homeWelcome, sign in or click here to subscribe.login




print  email to a friend  reprints add to mydjc  

July 25, 2005

Letters to the editor: Readers agree we're a flop at transportation planning

Why is it that our local woes are news across the Atlantic? ("Is this region a flop at transportation planning?" DJC July 20) Well maybe, because it's true.

It is true that the region is intellectually and in some cases, programmatically, way ahead of the rest of the nation. Unfortunately that does not say too much about us, considering the yardstick we are measuring ourselves with. The fact is that this region has been woefully underprepared, and I would dare say purposefully turned a blind eye towards its growth. It is time to grow up and get educated about challenges that other regions went through as they transitioned from one size to another.

We can probably give ourselves a moderate score for preserving some of our natural forests and agricultural land. However, without any doubt, we have failed miserably at keeping housing prices in tune with our region's incomes, providing housing and shelter for lower income households and the homeless, providing realistic transit choices for 80 percent of our residents (the middle to lower income families) and reducing our region's toxicity (mercury, PBDEs, radioactive waste and so on).

I will go as far as to claim that one of the root causes of this malady (other than funding programs and the lack of a regional authority) is the absolute lack of linking land use to transit mobility. First, there is a denial that the way we allocate density has anything to do with the equation, then there is the denial that infrastructure planning (such as dedicating roads and corridors for transit BEFORE the problem arises) is necessary and lastly, the efforts that are made - do not reflect the vast knowledge, research and experience to be had from other communities across the world.

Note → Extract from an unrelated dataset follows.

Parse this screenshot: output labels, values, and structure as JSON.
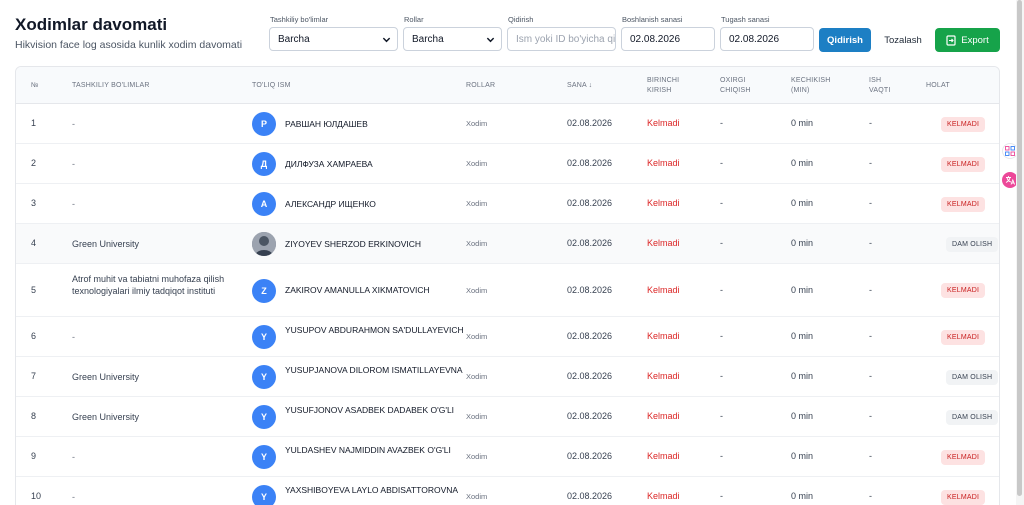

Yes, London's efforts are not perfect. So we may not want to emulate them. But instead of making our own mistakes and wasting valuable resources, let's learn from others. There are MANY success stories. Developing small nodes of transit oriented development along pockets of a highway-oriented bus-rapid-transit system is a boon against highway expansion. It is only a hiccup towards a regional plan for mobility and access.

We need to reconsider the way we plan so that transit is integrated into every community's and neighborhood's plan. We need to say and mean that walking and biking are a priority and we need to critically review the vast highway expansion projects on the boards.

We need the Governor to create a regional transportation authority. We need centralized planning that reflects and at the same time directs funding. We need every community in this region to develop their individual mobility plans that targets 80 percent of their population and guarantees to serve at least 20 percent by 2020.

Communities need to seriously consider and promote Transit Demand Management programs that attract participants. We need to collectively commit to reducing vehicles miles per person, while increasing mobility ridership, and non-vehicular trips per person. Many of those who are dependant on driving have no alternate choices. Many who support bills that kill transit do not understand that they are shooting themselves in the foot. Transit is here to stay. So let's get used to it and make the best of it.

Anindita Mitra

I'm afraid I have to agree with The Economist on Seattle's transportation problems. My husband and I lived in Tacoma, Bellevue and Seattle from 1977 to 1981 and the clogged freeways were bad then, and from what we have seen in all of our visits since, it is not much better. On one trip we spent 30 minutes trying to get from a hotel in Redmond to a restaurant in Bellevue, a distance you will agree is not far. When I worked in Bellevue I dispatched field engineers on computer service calls and they were extremely restricted in the jobs they could accomplish in a day because of traffic problems.

Although Seattle's planners think they have been working on the problem, the lack of any overall solution is striking to those of us from outside the area. In contrast, we have watched Portland solve its traffic problems very effectively. Our daughter has decided to attend college in Portland rather than Seattle and we are confident that she will be able to get around efficiently and safely there.

Doris M. Butler

Tell us what you think...

The Daily Journal of Commerce welcomes your comments.

Related Stories:

Previous columns:

Email or user name:
Forgot password? Click here.